2014 | Human Rights Watch


“In Morocco, thousands of children—predominantly girls and some as young as eight— work in private homes as domestic workers. Known as petites bonnes, they typically come from poor, rural areas hoping for a better life in the city and the opportunity to help their family financially. Instead, they often encounter physical and verbal violence, isolation, and seven-day-a-week labor that begins at dawn and continues until late at night. Although Moroccan law sets 15 as the minimum age of employment, many children —overwhelmingly girls—still enter domestic work at much younger ages.

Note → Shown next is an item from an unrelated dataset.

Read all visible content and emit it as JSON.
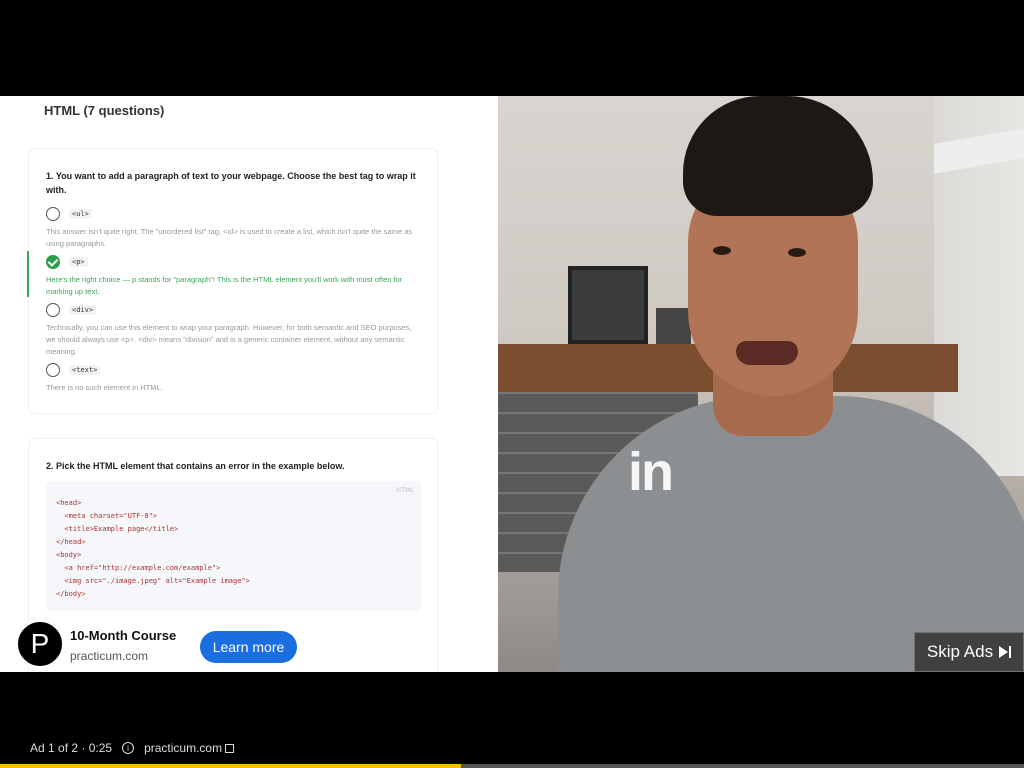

Laws prohibiting the employment of children under 15 are not effectively enforced, and government mechanisms to identify children who are working below the minimum age or are subject to violence and abuse are grossly inadequate. In 2012, Human Rights Watch conducted an investigation into working conditions for child domestic workers in Morocco, interviewing 20 former child domestic workers as well as government officials, lawyers, teachers, and representatives of NGOs, UNICEF, and the International Labor Organization. We found that since our previous 2005 investigation of child domestic work in Morocco, the government had made some progress in reducing overall rates of child labor and increasing school enrollment. However, our investigation revealed continuing and serious violations of child domestic workers’ rights to be free from violence (Article 19), to education (Article 28), to rest and leisure (Article 31), to be free from economic exploitation (Article 32), and to access physical and psychological recovery and social reintegration (Article 39).”